## Exercise
Extract the full set of records, then give each one again exactly.

(Data records)

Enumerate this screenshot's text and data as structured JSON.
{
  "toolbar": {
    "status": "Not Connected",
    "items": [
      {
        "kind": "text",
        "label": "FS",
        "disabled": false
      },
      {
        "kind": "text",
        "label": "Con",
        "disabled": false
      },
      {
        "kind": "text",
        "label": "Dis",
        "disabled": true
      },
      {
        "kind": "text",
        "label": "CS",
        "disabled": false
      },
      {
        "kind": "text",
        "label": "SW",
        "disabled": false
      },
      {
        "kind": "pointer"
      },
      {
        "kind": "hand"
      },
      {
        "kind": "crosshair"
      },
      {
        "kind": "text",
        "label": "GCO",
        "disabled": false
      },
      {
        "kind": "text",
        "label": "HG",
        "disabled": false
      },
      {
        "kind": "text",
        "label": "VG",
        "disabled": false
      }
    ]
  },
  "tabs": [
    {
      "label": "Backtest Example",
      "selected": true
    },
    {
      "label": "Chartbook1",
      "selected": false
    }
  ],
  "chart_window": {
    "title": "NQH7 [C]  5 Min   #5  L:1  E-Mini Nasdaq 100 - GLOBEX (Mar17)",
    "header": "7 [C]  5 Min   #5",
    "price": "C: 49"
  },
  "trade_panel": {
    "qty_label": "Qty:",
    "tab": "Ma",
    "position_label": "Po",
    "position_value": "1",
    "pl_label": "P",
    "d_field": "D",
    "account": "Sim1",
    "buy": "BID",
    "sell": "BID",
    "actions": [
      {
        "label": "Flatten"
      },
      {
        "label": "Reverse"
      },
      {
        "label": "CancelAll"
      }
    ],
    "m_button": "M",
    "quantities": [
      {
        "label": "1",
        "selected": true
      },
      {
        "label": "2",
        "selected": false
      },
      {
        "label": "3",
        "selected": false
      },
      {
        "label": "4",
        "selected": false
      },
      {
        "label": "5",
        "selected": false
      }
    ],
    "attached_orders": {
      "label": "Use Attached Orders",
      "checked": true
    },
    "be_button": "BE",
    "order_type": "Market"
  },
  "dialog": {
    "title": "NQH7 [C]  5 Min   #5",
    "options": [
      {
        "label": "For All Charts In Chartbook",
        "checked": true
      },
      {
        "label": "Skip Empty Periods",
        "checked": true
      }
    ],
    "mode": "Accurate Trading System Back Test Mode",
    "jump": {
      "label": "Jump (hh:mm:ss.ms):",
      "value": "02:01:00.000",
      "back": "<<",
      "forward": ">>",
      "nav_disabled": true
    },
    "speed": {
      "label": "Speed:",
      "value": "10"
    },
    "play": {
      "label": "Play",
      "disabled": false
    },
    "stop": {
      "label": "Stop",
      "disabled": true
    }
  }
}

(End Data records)

## Reply to the exercise
Enumerate this screenshot's text and data as structured JSON.
{
  "toolbar": {
    "status": "Not Connected",
    "items": [
      {
        "kind": "text",
        "label": "FS",
        "disabled": false
      },
      {
        "kind": "text",
        "label": "Con",
        "disabled": false
      },
      {
        "kind": "text",
        "label": "Dis",
        "disabled": true
      },
      {
        "kind": "text",
        "label": "CS",
        "disabled": false
      },
      {
        "kind": "text",
        "label": "SW",
        "disabled": false
      },
      {
        "kind": "pointer"
      },
      {
        "kind": "hand"
      },
      {
        "kind": "crosshair"
      },
      {
        "kind": "text",
        "label": "GCO",
        "disabled": false
      },
      {
        "kind": "text",
        "label": "HG",
        "disabled": false
      },
      {
        "kind": "text",
        "label": "VG",
        "disabled": false
      }
    ]
  },
  "tabs": [
    {
      "label": "Backtest Example",
      "selected": true
    },
    {
      "label": "Chartbook1",
      "selected": false
    }
  ],
  "chart_window": {
    "title": "NQH7 [C]  5 Min   #5  L:1  E-Mini Nasdaq 100 - GLOBEX (Mar17)",
    "header": "7 [C]  5 Min   #5",
    "price": "C: 49"
  },
  "trade_panel": {
    "qty_label": "Qty:",
    "tab": "Ma",
    "position_label": "Po",
    "position_value": "1",
    "pl_label": "P",
    "d_field": "D",
    "account": "Sim1",
    "buy": "BID",
    "sell": "BID",
    "actions": [
      {
        "label": "Flatten"
      },
      {
        "label": "Reverse"
      },
      {
        "label": "CancelAll"
      }
    ],
    "m_button": "M",
    "quantities": [
      {
        "label": "1",
        "selected": true
      },
      {
        "label": "2",
        "selected": false
      },
      {
        "label": "3",
        "selected": false
      },
      {
        "label": "4",
        "selected": false
      },
      {
        "label": "5",
        "selected": false
      }
    ],
    "attached_orders": {
      "label": "Use Attached Orders",
      "checked": true
    },
    "be_button": "BE",
    "order_type": "Market"
  },
  "dialog": {
    "title": "NQH7 [C]  5 Min   #5",
    "options": [
      {
        "label": "For All Charts In Chartbook",
        "checked": true
      },
      {
        "label": "Skip Empty Periods",
        "checked": true
      }
    ],
    "mode": "Accurate Trading System Back Test Mode",
    "jump": {
      "label": "Jump (hh:mm:ss.ms):",
      "value": "02:01:00.000",
      "back": "<<",
      "forward": ">>",
      "nav_disabled": true
    },
    "speed": {
      "label": "Speed:",
      "value": "10"
    },
    "play": {
      "label": "Play",
      "disabled": false
    },
    "stop": {
      "label": "Stop",
      "disabled": true
    }
  }
}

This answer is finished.